Home » Arts & Culture » Mixed Fortunes for Carnival, Culture Week

Two major arts event are unfolding in the country this week. Taking place in the capital and surrounding areas is the Harare International Carnival while nationally provinces are celebrating Culture Week. The Zimbabwe Tourism Authority, organisers of the carnival have taken aantage of various promoters that regularly organise events to forge synergies, in a bid to ensure most arts and entertainment events in Harare during the week have a “carnival tag”.

However, the move seems to have confused possible carnival attendees that might not see the difference of some of the events from the usual dancehall and sungura shows that take place in the capital weekly.

Only the Samba Night, Street Party and Miss Carnival pageant seem to be unique events of the carnival.

Although ZTA head of corporate affairs Sugar Chagonda recently said the move was meant to decentralise events and accommodate as many activities as possible during the carnival, some of the shows have been pathetic. On the other hand the National Arts Council of Zimbabwe that runs Culture Week is working through its provincial offices for the celebrations running across the country. The Culture Week has been celebrated for many years yet its appeal remains minimal.

For an event that has a grand launch rotating among provinces every year and national events during the annual week, a lot could have been achieved by now.

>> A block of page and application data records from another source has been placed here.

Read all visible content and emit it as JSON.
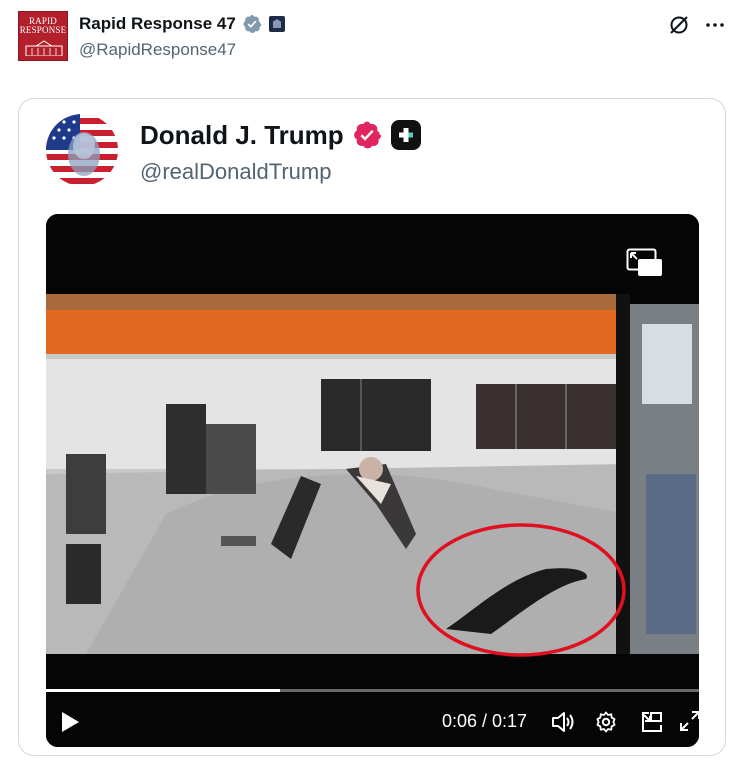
{
  "post": {
    "author_name": "Rapid Response 47",
    "handle": "@RapidResponse47",
    "avatar_text_line1": "RAPID",
    "avatar_text_line2": "RESPONSE"
  },
  "quoted": {
    "author_name": "Donald J. Trump",
    "handle": "@realDonaldTrump"
  },
  "video": {
    "current_time": "0:06",
    "duration": "0:17",
    "time_display": "0:06 / 0:17",
    "progress_fraction": 0.353
  },
  "colors": {
    "verified_gray": "#829aab",
    "verified_pink": "#e0245e",
    "handle_gray": "#536471",
    "text_dark": "#0f1419",
    "brand_red": "#b3202b",
    "highlight_red": "#e01020"
  },
  "icons": {
    "grok": "grok-icon",
    "more": "more-icon",
    "pip": "picture-in-picture-icon",
    "play": "play-icon",
    "volume": "volume-icon",
    "settings": "settings-icon",
    "pip_small": "minimize-player-icon",
    "fullscreen": "fullscreen-icon"
  }
}
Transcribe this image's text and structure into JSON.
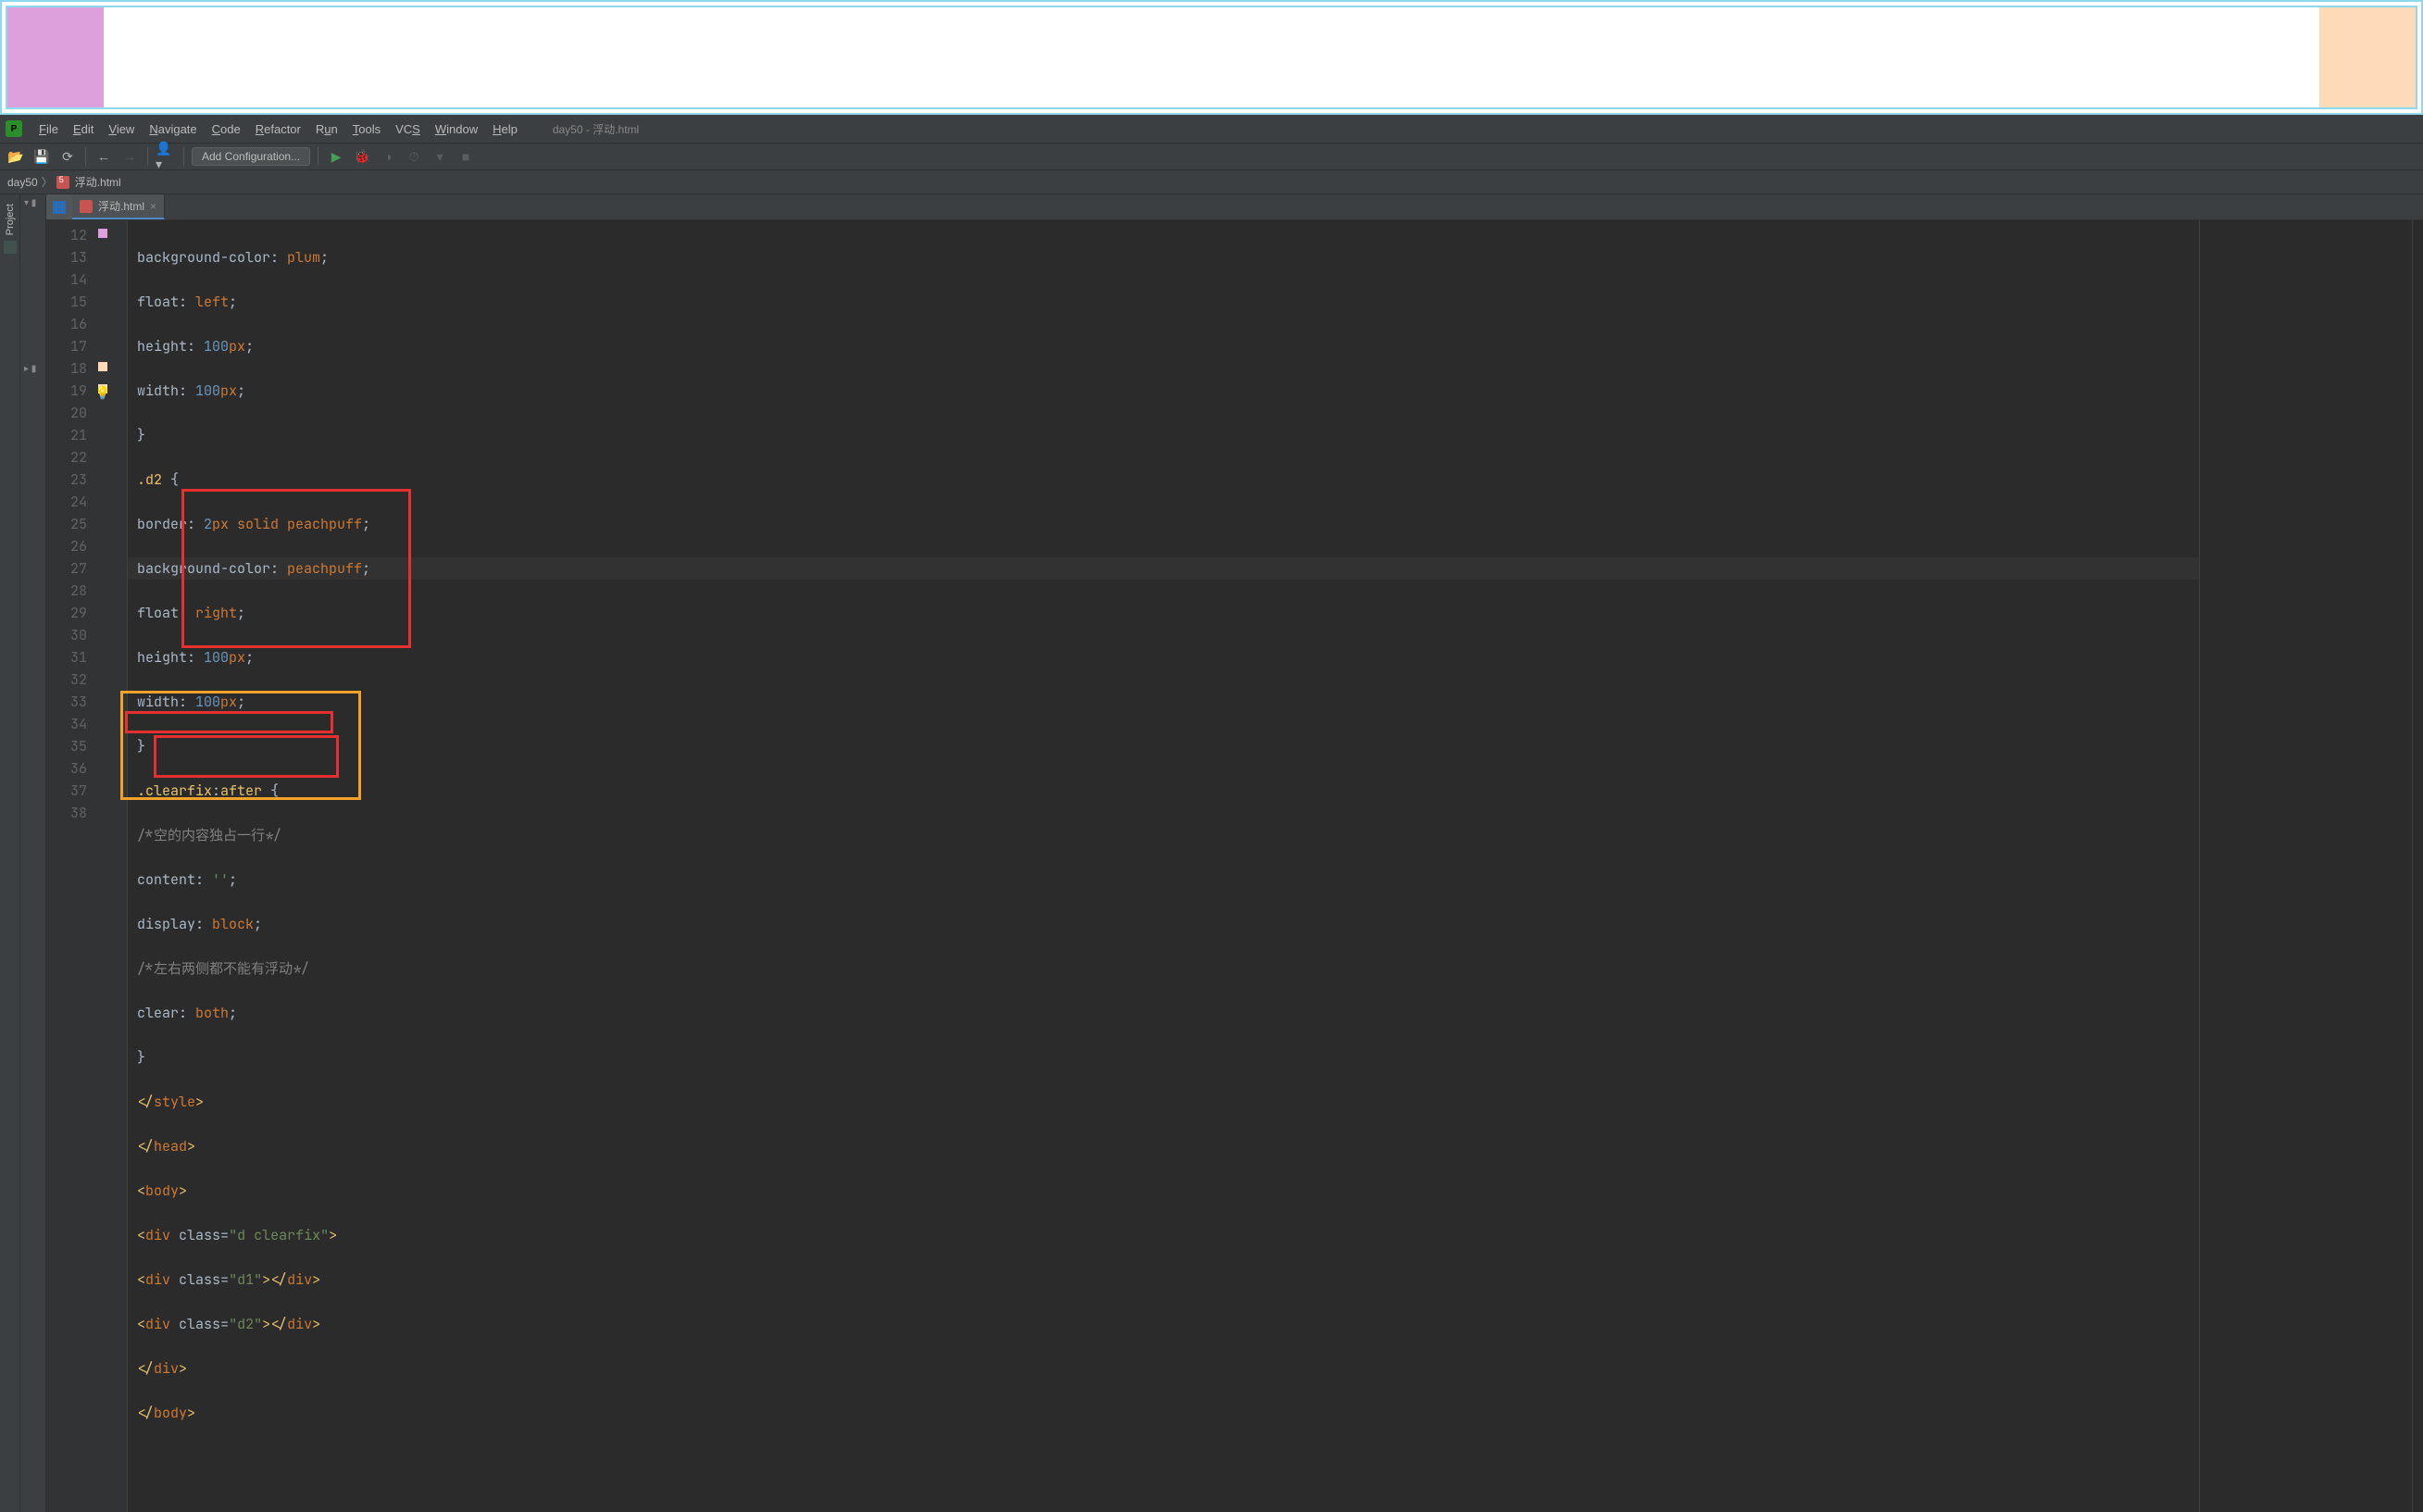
{
  "preview": {
    "plum_color": "#dda0dd",
    "peach_color": "#ffdab9"
  },
  "menubar": {
    "items": [
      "File",
      "Edit",
      "View",
      "Navigate",
      "Code",
      "Refactor",
      "Run",
      "Tools",
      "VCS",
      "Window",
      "Help"
    ],
    "title": "day50 - 浮动.html"
  },
  "toolbar": {
    "config_label": "Add Configuration..."
  },
  "breadcrumb": {
    "root": "day50",
    "file": "浮动.html"
  },
  "sidebar": {
    "project_label": "Project"
  },
  "tabs": {
    "active": "浮动.html"
  },
  "gutter": {
    "start": 12,
    "end": 38
  },
  "code": {
    "l12": "            background-color: plum;",
    "l13": "            float: left;",
    "l14": "            height: 100px;",
    "l15": "            width: 100px;",
    "l16": "        }",
    "l17": "        .d2 {",
    "l18": "            border: 2px solid peachpuff;",
    "l19": "            background-color: peachpuff;",
    "l20": "            float: right;",
    "l21": "            height: 100px;",
    "l22": "            width: 100px;",
    "l23": "        }",
    "l24": "        .clearfix:after {",
    "l25": "             /*空的内容独占一行*/",
    "l26": "             content: '';",
    "l27": "             display: block;",
    "l28": "             /*左右两侧都不能有浮动*/",
    "l29": "             clear: both;",
    "l30": "        }",
    "l31": "    </style>",
    "l32": "</head>",
    "l33": "<body>",
    "l34": "<div class=\"d clearfix\">",
    "l35": "    <div class=\"d1\"></div>",
    "l36": "    <div class=\"d2\"></div>",
    "l37": "</div>",
    "l38": "</body>"
  }
}
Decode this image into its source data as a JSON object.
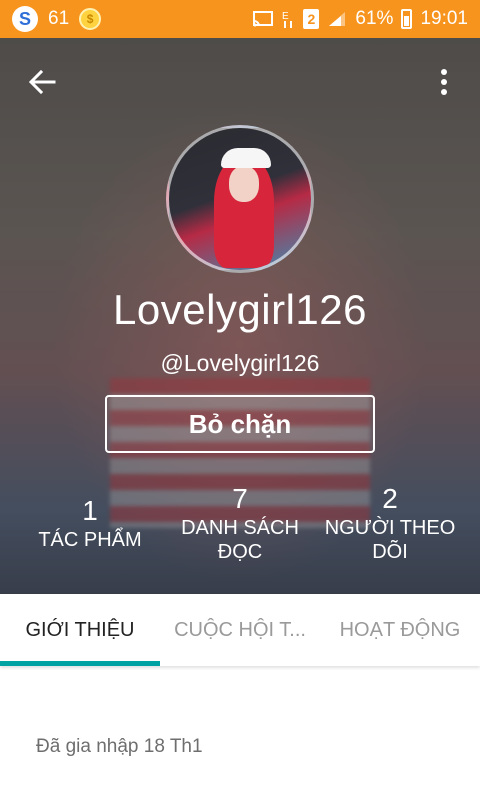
{
  "status_bar": {
    "app_icon_letter": "S",
    "notification_count": "61",
    "sim_slot": "2",
    "battery_percent": "61%",
    "time": "19:01",
    "icons": [
      "s-app-icon",
      "coin-icon",
      "cast-icon",
      "data-e-icon",
      "sim-icon",
      "signal-icon",
      "battery-icon"
    ]
  },
  "profile": {
    "display_name": "Lovelygirl126",
    "handle": "@Lovelygirl126",
    "unblock_label": "Bỏ chặn"
  },
  "stats": {
    "works": {
      "value": "1",
      "label": "TÁC PHẨM"
    },
    "reading_lists": {
      "value": "7",
      "label": "DANH SÁCH ĐỌC"
    },
    "followers": {
      "value": "2",
      "label": "NGƯỜI THEO DÕI"
    }
  },
  "tabs": [
    {
      "label": "GIỚI THIỆU",
      "active": true
    },
    {
      "label": "CUỘC HỘI T...",
      "active": false
    },
    {
      "label": "HOẠT ĐỘNG",
      "active": false
    }
  ],
  "about": {
    "joined_text": "Đã gia nhập 18 Th1"
  },
  "colors": {
    "status_bar": "#f7941d",
    "tab_indicator": "#00a2a2"
  }
}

I have attended Culture Week national launches in Mashonaland East and Mashonaland Central in the past but the events do not match the standards that should go with a programme that is meant to celebrate our culture.

Obviously, the issue of funding is an obstacle for NACZ to smoothly run the event as evidenced by the postponement of some this week’s events in Masvingo province to June.

The events, if they will take place, would run outside the week and it defeats the purpose of the programme.

It seems sponsors of arts events in the country are undervaluing the importance of our culture. The same organisations that bankroll events like the multi-cultural Harare International Festival of the Arts should be proud to support events that celebrate our culture.

It is disheartening to note that events meant to uphold our culture are postponed when shows that lampoon our history such as the controversial “Lovers in Time” play that was staged at HIFA get financial support.

It does not make sense when we promote products that destroy or distort our culture while overlooking what reflects our identity.

Our culture should come first. Maybe it depends on who funds what but I believe those operating in our land should respect who we are first before lining their priorities.

Delta Beverages lead by example through supporting the annual Chibuku Neshamwari Traditional Dance festival that goes through provincial preliminaries before coming to Harare Gardens annually for national finals.

The festival upholds our culture.

Although the NACZ programme annually shows there would be many events for Culture Week, lack of resources have kept them low key affairs while the national launch leaves a lot to be desired.

Maybe the problem is that NACZ is failing to convincingly engage their potential sponsors to make a grand national Culture Week launch and run the provincial events in a spectacular way.

They council has been facing similar problems with the National Arts Merit Awards that have been failing to live to standards due to lack of sponsors.

But the same NACZ works successfully with Delta Beverages in running Chibuku Neshamwari Traditional Dance festival as well as Chibuku Road to Fame Festival and Jikinya Dance Festival.

I believe arts council head Elvas Mari and his team can do better through engaging various stakeholders and potential sponsors to make the Culture Week a notable event.

We have to celebrate our culture proudly and successfully. The coincidence of the Harare International Carnival and Culture Week should have been an opportunity for international visitors to have a feel of our culture through outstanding arts events.

Source : The Herald